I love how Paul ends this verse. After making the point about what is done in the flesh, circumcision, he says that we, the true circumcision, put no confidence in the flesh. What he means is that we recognize it was the work done in Christ's body on the cross that provided for our forgiveness. Our works, or anything done by our flesh, are completely incapable to make us right with God.

If you belong to Jesus Christ, you are the circumcision. What a title! Do not fall for the trap of legalism. Worship the Lord in Spirit and in truth.


Popular posts from this blog

Romans 8:18: For I Consider That The Sufferings Of This Present Time Are Not Worth Comparing

Romans 8:18 [18] For I consider that the sufferings of this present time are not worth comparing with the glory that is to be revealed to us. (ESV) Perspective.
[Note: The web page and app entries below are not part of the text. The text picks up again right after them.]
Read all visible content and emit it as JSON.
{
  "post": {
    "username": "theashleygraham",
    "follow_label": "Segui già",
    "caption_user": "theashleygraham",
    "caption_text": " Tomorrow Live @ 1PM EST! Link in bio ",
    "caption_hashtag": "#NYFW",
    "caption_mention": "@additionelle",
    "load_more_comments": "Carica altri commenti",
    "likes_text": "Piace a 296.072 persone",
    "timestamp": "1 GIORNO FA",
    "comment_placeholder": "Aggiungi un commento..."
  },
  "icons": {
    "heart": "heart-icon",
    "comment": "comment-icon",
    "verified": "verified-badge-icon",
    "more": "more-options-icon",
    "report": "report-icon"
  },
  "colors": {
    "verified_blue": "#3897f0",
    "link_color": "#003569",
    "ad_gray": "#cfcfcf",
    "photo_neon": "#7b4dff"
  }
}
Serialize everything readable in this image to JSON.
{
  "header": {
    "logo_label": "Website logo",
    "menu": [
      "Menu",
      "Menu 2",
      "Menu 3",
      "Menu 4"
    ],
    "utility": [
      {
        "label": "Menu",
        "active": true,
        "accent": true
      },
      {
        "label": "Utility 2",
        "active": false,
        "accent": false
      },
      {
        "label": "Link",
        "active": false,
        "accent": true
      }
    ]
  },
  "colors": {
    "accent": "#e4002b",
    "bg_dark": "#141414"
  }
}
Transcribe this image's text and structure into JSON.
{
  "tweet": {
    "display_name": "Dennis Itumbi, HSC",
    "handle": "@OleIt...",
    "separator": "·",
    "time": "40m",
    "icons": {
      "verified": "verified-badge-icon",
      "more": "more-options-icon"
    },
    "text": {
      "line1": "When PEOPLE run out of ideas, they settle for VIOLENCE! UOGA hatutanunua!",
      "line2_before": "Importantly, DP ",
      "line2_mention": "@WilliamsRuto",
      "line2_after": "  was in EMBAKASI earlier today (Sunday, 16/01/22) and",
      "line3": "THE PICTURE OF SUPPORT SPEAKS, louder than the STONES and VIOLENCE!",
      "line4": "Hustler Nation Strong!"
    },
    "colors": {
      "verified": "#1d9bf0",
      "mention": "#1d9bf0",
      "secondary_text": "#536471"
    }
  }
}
What an important word. Let's be honest. We do not like the idea of suffering. We will do almost anything to avoid any kind of suffering. Some churches have gone so far as to preach against the idea of suffering, declaring it to not be a part of the true believer's life. Paul is not shy about the topic. Paul uses the sufferings of this present time as a means to consider the greater glory that awaits us. Perspective. Paul is not in any way attempting to diminish our suffering. A view toward eternity puts our suffering in a proper understanding. Yes, our suffering is terrible. In the grand scheme of eternity it is not even worth comparison. Maybe you are thinking that Paul does not know what he is talking about when it comes to suffering. In 2 Corinthians 11 Paul describes countless beatings, often near death,

Romans 11:24: For If You Were Cut From What Is By Nature A Wild Olive Tree, And Grafted, Contrary To Nature, Into A Cultivated Olive Tree . . .
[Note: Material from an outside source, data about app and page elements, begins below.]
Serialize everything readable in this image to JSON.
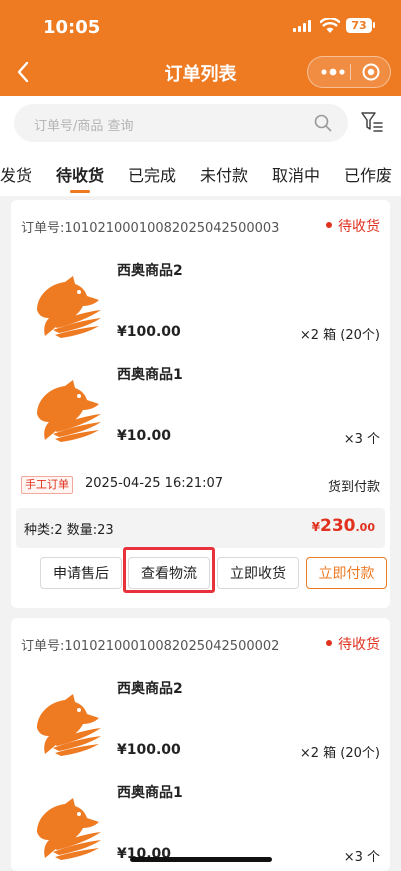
{
  "status_bar": {
    "time": "10:05",
    "battery": "73"
  },
  "header": {
    "title": "订单列表"
  },
  "search": {
    "placeholder": "订单号/商品 查询"
  },
  "tabs": [
    {
      "label": "发货"
    },
    {
      "label": "待收货",
      "active": true
    },
    {
      "label": "已完成"
    },
    {
      "label": "未付款"
    },
    {
      "label": "取消中"
    },
    {
      "label": "已作废"
    }
  ],
  "orders": [
    {
      "order_no": "订单号:10102100010082025042500003",
      "status": "待收货",
      "items": [
        {
          "name": "西奥商品2",
          "price": "¥100.00",
          "qty": "×2 箱 (20个)"
        },
        {
          "name": "西奥商品1",
          "price": "¥10.00",
          "qty": "×3 个"
        }
      ],
      "tag": "手工订单",
      "time": "2025-04-25 16:21:07",
      "pay_method": "货到付款",
      "summary": "种类:2 数量:23",
      "amount": {
        "symbol": "¥",
        "integer": "230",
        "decimal": ".00"
      },
      "buttons": [
        "申请售后",
        "查看物流",
        "立即收货",
        "立即付款"
      ]
    },
    {
      "order_no": "订单号:10102100010082025042500002",
      "status": "待收货",
      "items": [
        {
          "name": "西奥商品2",
          "price": "¥100.00",
          "qty": "×2 箱 (20个)"
        },
        {
          "name": "西奥商品1",
          "price": "¥10.00",
          "qty": "×3 个"
        }
      ]
    }
  ],
  "colors": {
    "brand": "#ee7a22",
    "status_red": "#e0311f",
    "highlight": "#e8323b"
  },
  "icons": [
    "back-arrow-icon",
    "more-dots-icon",
    "target-circle-icon",
    "search-icon",
    "filter-icon",
    "horse-logo-icon"
  ]
}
Romans 11:24 [24] For if you were cut from what is by nature a wild olive tree, and grafted, contrary to nature, into a cultivated olive tree, how much more will these, the natural branches, be grafted back into their own olive tree. (ESV) We continue looking at the illustration of an olive tree. The root of the tree is the covenant relationship relationship of God with Abraham. Abraham's faith is what this spiritual tree is built on. The first branches would have been the faithful people of Israel, who like Abraham, placed their faith in God. They believed God, just like Abraham, and it was credited to them as righteousness. There were branches of the people of Israel who never placed their faith in God. Because these branches were not true followers of God they were broken off of the tree. Faith in God was the essential element that made the branches true branches of this spiritual tree. Some branches remained. Others, the faithless unbelievers, were removed. After Jesu

Romans 15:20-21: And Thus I Make It My Ambition To Preach The Gospel, Not Where Christ Has Already Been Named

Romans 15:20–21 [20] and thus I make it my ambition to preach the gospel, not where Christ has already been named, lest I build on someone else's foundation, [21] but as it is written, “Those who have never been told of him will see, and those who have never heard will understand.” (ESV) We need to be reminded continually that the message of the Gospel is intended to move all across the world. Jesus said that his followers were to preach the Gospel, starting in Jerusalem, and continue preaching the Gospel to the whole world. Christians have not always been good at delivering the Gospel message as far and as often as they should. In the first century church it took intense persecution to motivate the disciples in Jerusalem to bring the Gospel to Judea and Samaria. Once the disciples fled to new regions they shared the Gospel wherever they went. Would the disciples have preached the Gospel without the persecution? We may never know. Some probably would have stayed in their co